9:20am Monday 4th March 2013 in News
SWINDON Council has received more than 700 responses to its vision for the development of the borough until 2026 – including where to put 22,000 extra homes.
The Local Plan 2026 will be the new planning document which will guide the decisions of the planning committee and officers. It sets out a number of general policies, as well as specific locations for residential and employment uses.
The statutory nine-week public consultation on the final draft finished on February 21.
The council has revealed it received 361 general responses, plus at least the same number from the Blunsdon Action Group on the proposed Kingsdown development of 1,650 homes on fields near Blunsdon, although these are still being counted. One hundred people submitted past the deadline.
The total is lower than the 1,800 comments and objections received in the consultation on the previous draft. Coun Dale Heenan, cabinet member for strategic planning and sustainability, said it showed people were happier with the updated draft – but campaigners say they are still unhappy.

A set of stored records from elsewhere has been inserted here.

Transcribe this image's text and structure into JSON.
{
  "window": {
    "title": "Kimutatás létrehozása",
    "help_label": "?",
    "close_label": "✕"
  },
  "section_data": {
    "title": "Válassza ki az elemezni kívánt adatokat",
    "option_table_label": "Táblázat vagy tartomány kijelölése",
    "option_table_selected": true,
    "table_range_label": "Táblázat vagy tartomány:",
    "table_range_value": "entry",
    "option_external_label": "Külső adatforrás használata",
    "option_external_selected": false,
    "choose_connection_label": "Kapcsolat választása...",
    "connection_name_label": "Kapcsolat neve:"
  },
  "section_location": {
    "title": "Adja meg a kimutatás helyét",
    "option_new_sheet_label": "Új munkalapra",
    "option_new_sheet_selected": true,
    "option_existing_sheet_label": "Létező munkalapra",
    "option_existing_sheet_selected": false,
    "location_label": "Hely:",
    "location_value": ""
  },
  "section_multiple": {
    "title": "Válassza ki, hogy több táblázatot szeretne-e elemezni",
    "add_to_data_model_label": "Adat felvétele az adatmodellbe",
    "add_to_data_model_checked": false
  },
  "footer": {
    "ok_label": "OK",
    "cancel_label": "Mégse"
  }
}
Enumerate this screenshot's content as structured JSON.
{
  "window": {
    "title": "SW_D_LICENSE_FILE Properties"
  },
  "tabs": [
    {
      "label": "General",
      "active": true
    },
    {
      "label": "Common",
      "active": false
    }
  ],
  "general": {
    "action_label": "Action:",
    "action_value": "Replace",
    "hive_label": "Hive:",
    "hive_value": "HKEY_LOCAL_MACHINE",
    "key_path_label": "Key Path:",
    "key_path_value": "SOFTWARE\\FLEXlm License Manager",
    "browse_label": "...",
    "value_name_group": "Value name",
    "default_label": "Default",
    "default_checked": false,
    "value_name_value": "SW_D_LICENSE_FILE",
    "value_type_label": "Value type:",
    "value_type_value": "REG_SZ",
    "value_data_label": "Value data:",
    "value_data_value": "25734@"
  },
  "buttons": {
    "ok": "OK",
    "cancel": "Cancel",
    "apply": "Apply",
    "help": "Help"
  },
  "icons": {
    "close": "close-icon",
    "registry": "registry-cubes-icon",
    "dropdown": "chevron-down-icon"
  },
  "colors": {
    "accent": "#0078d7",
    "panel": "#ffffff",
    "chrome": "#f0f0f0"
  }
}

Coun Heenan said: “All comments sent in, even the 100 which missed the deadline, are being reviewed over the next six weeks and will be submitted to the planning inspector as evidence. “This has been a consultation, changes will be made, but the council will not be able to please everyone. The Local Plan has been highlighted since October 2012, and we have tried to raise the profile of the consultation as much as possible.
“The national changes in planning mean that Swindon can set its own policies and we have added a range of tough new protections to protect green open space, ensure the right infrastructure like roads and schools will be built at the right time, and rules to tackle flooding. “There is cross party support for this approach and I hope these kind of improvements will have reassured residents.”
Lou Johnson, of Blunsdon Action Group, estimated that about 500 people responded on Kingsdown, which reflected the level of local opposition.
She said: “I’m very pleased. I would have liked 1,200 but 500 is really, really good. The reason I’m saying it’s really, really good is the responses were of a high quality: around half of them made their own comments. They did their own fact-finding and put their own words together.
“We aren’t against building per se, it’s just in an inappropriate place.”
Jean Saunders, of the Save Coate Campaign, said there would have been hundreds more responses if the council’s representation form did not advise against multiple responses listing the same points.
She said: “They actually told us they didn’t want people writing in with the same objections so in fact the Coate response to the draft policy was all done as one person, and we just had to list all the names. We actually listed about 3,000 people’s names and addresses.”
She said the main argument from the campaigners was the proposed buffer between the development and Coate Water would not protect the land in perpetuity and would not protect land south of Coate Water.